Many cases of unexplained aggression are brought on by environmental stress,
leading to heightened fear. A distressed cat may suddenly attack another cat or
a person who is nearby, even though that person played no part in causing the
upset. A cat who has just been in a fight may accept handling by one person,
yet scratch and bite another who approaches too closely. This is known as
Some cats, when they are rubbed anywhere on the belly or along the back near
the tail, will turn suddenly and scratch or bite. These cats are saying “no” to
petting. Some cats like to be petted; others do not. Some cats will accept
petting for a while, and then decide they have had enough. An outright display
of aggression is almost always preceded by a signal-such as ears back, lashing
tail, twitching skin, whiskers coming forward, or a vocalization-that gives you
enough time to stop petting before the cat strikes.
Cats who develop a thyroid problem often become aggressive. Hunger and
physical stresses may induce irritable behavior. Pain can also cause
aggression. A cat with hip dysplasia may lash out if the hip area is petted.
Always have a thorough physical examination and blood work done on an
aggressive cat, especially if the aggression represents a change in
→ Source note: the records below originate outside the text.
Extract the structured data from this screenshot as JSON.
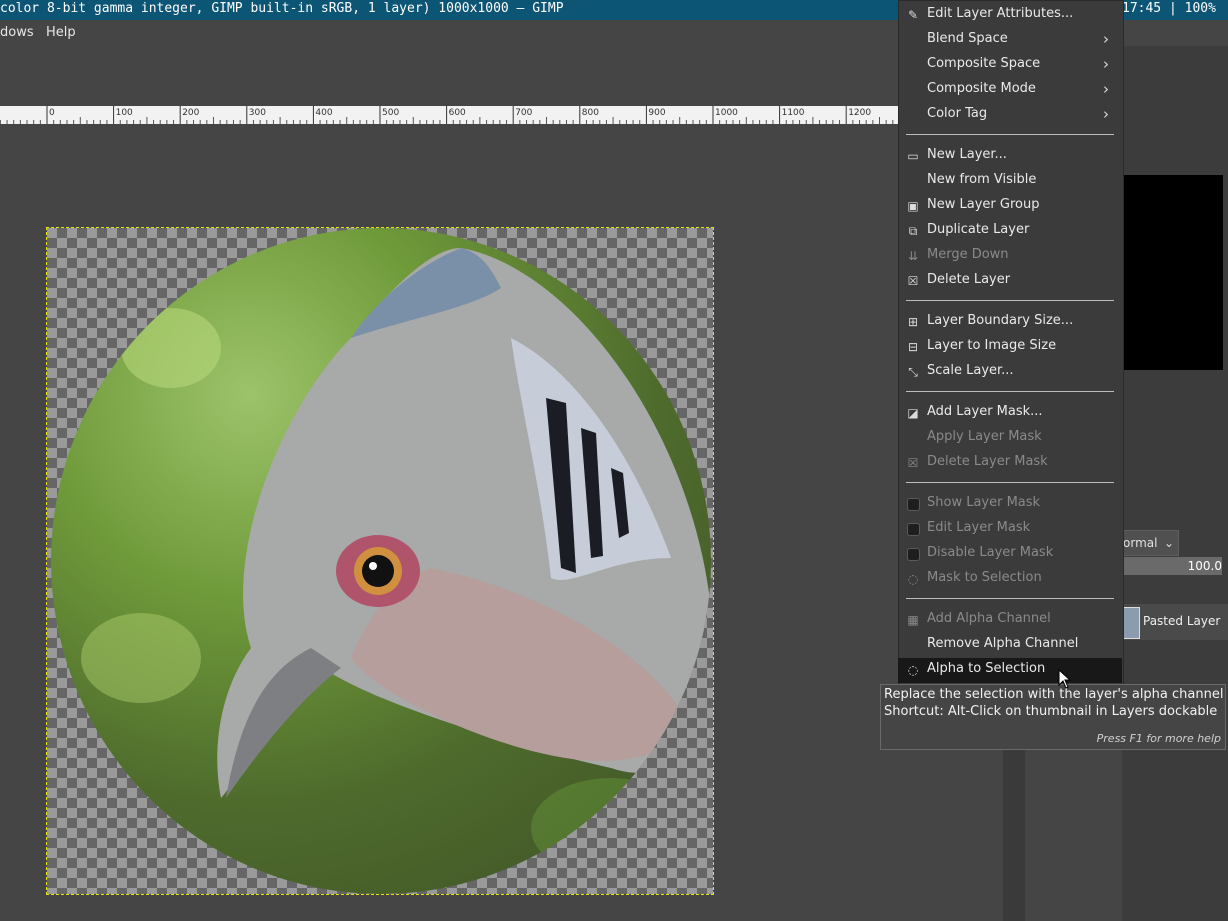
{
  "window": {
    "title": "color 8-bit gamma integer, GIMP built-in sRGB, 1 layer) 1000x1000 – GIMP",
    "clock": "17:45 | 100%"
  },
  "menubar": {
    "windows": "dows",
    "help": "Help"
  },
  "ruler": {
    "ticks": [
      "0",
      "100",
      "200",
      "300",
      "400",
      "500",
      "600",
      "700",
      "800",
      "900",
      "1000",
      "1100",
      "1200"
    ]
  },
  "layers_panel": {
    "mode": "ormal",
    "opacity": "100.0",
    "layer_name": "Pasted Layer"
  },
  "context_menu": {
    "items": [
      {
        "label": "Edit Layer Attributes...",
        "icon": "edit-attributes-icon",
        "enabled": true,
        "submenu": false
      },
      {
        "label": "Blend Space",
        "icon": "",
        "enabled": true,
        "submenu": true
      },
      {
        "label": "Composite Space",
        "icon": "",
        "enabled": true,
        "submenu": true
      },
      {
        "label": "Composite Mode",
        "icon": "",
        "enabled": true,
        "submenu": true
      },
      {
        "label": "Color Tag",
        "icon": "",
        "enabled": true,
        "submenu": true
      },
      {
        "label": "New Layer...",
        "icon": "new-layer-icon",
        "enabled": true,
        "submenu": false
      },
      {
        "label": "New from Visible",
        "icon": "",
        "enabled": true,
        "submenu": false
      },
      {
        "label": "New Layer Group",
        "icon": "new-layer-group-icon",
        "enabled": true,
        "submenu": false
      },
      {
        "label": "Duplicate Layer",
        "icon": "duplicate-layer-icon",
        "enabled": true,
        "submenu": false
      },
      {
        "label": "Merge Down",
        "icon": "merge-down-icon",
        "enabled": false,
        "submenu": false
      },
      {
        "label": "Delete Layer",
        "icon": "delete-layer-icon",
        "enabled": true,
        "submenu": false
      },
      {
        "label": "Layer Boundary Size...",
        "icon": "layer-boundary-icon",
        "enabled": true,
        "submenu": false
      },
      {
        "label": "Layer to Image Size",
        "icon": "layer-to-image-icon",
        "enabled": true,
        "submenu": false
      },
      {
        "label": "Scale Layer...",
        "icon": "scale-layer-icon",
        "enabled": true,
        "submenu": false
      },
      {
        "label": "Add Layer Mask...",
        "icon": "add-mask-icon",
        "enabled": true,
        "submenu": false
      },
      {
        "label": "Apply Layer Mask",
        "icon": "",
        "enabled": false,
        "submenu": false
      },
      {
        "label": "Delete Layer Mask",
        "icon": "delete-mask-icon",
        "enabled": false,
        "submenu": false
      },
      {
        "label": "Show Layer Mask",
        "icon": "checkbox",
        "enabled": false,
        "submenu": false
      },
      {
        "label": "Edit Layer Mask",
        "icon": "checkbox",
        "enabled": false,
        "submenu": false
      },
      {
        "label": "Disable Layer Mask",
        "icon": "checkbox",
        "enabled": false,
        "submenu": false
      },
      {
        "label": "Mask to Selection",
        "icon": "mask-selection-icon",
        "enabled": false,
        "submenu": false
      },
      {
        "label": "Add Alpha Channel",
        "icon": "alpha-channel-icon",
        "enabled": false,
        "submenu": false
      },
      {
        "label": "Remove Alpha Channel",
        "icon": "",
        "enabled": true,
        "submenu": false
      },
      {
        "label": "Alpha to Selection",
        "icon": "alpha-selection-icon",
        "enabled": true,
        "submenu": false,
        "hover": true
      }
    ]
  },
  "tooltip": {
    "line1": "Replace the selection with the layer's alpha channel",
    "line2": "Shortcut: Alt-Click on thumbnail in Layers dockable",
    "help": "Press F1 for more help"
  }
}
Use startle techniques, such as a whistle, a puff of compressed air, or a
small, soft object thrown across the cat’s field of vision (not at the cat), to
interrupt aggressive behavior.